Fortunately, there’s growing recognition about pain, both in human and veterinary medicine. People are starting to ask, “if my pet is in chronic pain what can I do about it?” That’s why September has been designated Animal Pain Awareness Month, and clinicians from BluePearl Veterinary Partners are offering suggestions for helping your furry family members when they are in distress.
According to Dr. Elizabeth Goudie, an expert in veterinary anesthesiology and pain management, owners are best at identifying when a pet isn’t feeling well.
“They know their pets and can recognize behavior that is unusual or out of the norm,” she said. “You really have to be able to read their body language.”
The signs can be subtle. Maybe your formerly voracious dog isn’t finishing his dinner, or your cat stops jumping up on her favorite spot on the back of the couch. Other signs include:
- Changes in the pet’s gait, the movement you’re used to seeing as they walk
- Pets who don’t want to run any more – even when you offer them food, toys or encouragement
- Licking, biting or staring at a spot on their bodies
- Cats who disappear. When cats don’t feel well, they tend to hide
- Formerly affectionate pets who no longer want to be petted or even wince when they are touched
If you notice any of these signs, Dr. Goudie recommends contacting your family veterinarian. It can also be helpful to track your pet’s behavior using a journal or a calendar, to help both you and the veterinarian pinpoint which activities might be aggravating the pain.
Common conditions that cause pain include arthritis; unrecognized injuries; chronic pain from an old injury; back pain, including disc problems; and cancer pain. Some conditions can be improved with surgery, while medication can be used to treat others. Other options include physical therapy and alternative practices such as acupuncture and massage.
Just as in human medicine, the understanding of pain in pets has come a long way over time, Dr. Goudie said. Now it’s accepted that pain affects many of our pets, just as it affects our human friends and family members.
Just because pets are getting older, that doesn’t mean they have to live with chronic pain. Be observant, and talk to your veterinarian.
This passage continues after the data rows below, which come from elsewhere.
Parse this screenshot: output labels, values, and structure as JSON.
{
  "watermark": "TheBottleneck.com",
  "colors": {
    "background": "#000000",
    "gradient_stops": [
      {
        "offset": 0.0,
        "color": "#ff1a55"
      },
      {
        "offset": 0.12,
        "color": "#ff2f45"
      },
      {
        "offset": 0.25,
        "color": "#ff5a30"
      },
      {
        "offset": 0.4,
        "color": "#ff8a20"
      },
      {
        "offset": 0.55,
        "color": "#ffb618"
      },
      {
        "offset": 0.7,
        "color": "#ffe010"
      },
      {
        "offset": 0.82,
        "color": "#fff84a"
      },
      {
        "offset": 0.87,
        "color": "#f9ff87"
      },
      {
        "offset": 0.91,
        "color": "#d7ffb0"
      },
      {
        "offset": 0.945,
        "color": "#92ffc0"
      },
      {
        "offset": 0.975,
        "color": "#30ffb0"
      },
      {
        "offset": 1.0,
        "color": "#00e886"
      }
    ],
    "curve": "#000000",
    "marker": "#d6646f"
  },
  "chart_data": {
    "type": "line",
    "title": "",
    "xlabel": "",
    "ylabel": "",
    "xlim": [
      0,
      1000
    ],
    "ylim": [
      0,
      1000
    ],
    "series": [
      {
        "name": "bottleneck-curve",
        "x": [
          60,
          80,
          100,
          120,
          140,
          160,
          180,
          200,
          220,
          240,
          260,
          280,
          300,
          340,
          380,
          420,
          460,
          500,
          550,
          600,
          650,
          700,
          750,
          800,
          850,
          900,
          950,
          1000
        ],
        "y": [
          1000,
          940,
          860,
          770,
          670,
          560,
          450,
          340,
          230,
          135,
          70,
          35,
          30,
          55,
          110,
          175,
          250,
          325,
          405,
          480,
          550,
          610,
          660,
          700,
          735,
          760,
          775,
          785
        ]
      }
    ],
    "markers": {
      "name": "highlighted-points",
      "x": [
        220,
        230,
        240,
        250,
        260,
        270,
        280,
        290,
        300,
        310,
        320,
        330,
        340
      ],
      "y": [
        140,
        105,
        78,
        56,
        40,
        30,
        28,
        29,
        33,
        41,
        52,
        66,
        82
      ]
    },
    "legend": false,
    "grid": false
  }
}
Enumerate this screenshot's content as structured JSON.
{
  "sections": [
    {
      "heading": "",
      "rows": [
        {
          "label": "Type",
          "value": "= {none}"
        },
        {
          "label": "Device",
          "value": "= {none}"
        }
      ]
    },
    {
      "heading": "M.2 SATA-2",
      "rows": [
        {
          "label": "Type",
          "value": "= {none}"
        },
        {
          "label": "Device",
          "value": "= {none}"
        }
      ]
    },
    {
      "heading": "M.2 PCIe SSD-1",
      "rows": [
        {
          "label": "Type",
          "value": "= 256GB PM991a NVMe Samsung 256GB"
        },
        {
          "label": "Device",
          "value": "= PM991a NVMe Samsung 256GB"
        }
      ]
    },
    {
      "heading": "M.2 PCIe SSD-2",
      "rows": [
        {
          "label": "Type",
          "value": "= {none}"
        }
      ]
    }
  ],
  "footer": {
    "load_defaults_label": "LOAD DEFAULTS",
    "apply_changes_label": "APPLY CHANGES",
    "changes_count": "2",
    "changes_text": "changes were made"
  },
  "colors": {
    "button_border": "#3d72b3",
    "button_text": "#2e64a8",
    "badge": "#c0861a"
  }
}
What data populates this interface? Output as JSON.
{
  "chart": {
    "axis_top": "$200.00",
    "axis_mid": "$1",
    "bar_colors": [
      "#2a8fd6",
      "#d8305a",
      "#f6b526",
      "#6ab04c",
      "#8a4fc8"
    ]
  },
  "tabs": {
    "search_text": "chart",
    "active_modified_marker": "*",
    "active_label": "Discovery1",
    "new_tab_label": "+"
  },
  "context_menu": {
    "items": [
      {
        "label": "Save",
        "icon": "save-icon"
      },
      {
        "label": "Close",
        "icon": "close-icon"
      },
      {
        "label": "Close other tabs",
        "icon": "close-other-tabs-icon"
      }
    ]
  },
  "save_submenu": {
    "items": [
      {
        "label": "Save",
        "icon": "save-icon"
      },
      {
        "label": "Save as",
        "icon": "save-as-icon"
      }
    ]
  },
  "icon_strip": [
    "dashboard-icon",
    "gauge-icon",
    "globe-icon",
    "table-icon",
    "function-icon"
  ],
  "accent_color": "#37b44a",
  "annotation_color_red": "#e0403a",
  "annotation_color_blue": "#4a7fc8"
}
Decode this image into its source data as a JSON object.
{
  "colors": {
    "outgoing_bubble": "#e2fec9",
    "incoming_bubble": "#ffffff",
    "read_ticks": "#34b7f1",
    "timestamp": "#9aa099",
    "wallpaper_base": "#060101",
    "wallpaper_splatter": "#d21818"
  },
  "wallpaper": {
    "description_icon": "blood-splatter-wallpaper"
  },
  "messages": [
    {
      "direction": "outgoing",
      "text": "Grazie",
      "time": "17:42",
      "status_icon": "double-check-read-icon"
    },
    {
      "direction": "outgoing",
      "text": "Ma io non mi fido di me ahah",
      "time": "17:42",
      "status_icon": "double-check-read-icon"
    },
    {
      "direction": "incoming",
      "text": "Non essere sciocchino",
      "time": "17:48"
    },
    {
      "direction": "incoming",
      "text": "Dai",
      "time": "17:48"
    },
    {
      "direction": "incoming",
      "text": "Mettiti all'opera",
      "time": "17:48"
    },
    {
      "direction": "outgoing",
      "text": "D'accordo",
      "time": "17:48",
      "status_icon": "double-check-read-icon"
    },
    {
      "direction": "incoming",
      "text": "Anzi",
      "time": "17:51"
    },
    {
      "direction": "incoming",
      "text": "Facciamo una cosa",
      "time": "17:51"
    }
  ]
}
“If you notice a change, or think your pet is in pain, there are things you can do to help,” Dr. Goudie added. “There are a ton of different options out there these days. The goal is to help manage chronic pain to get pets back to playing, eating and loving life again.”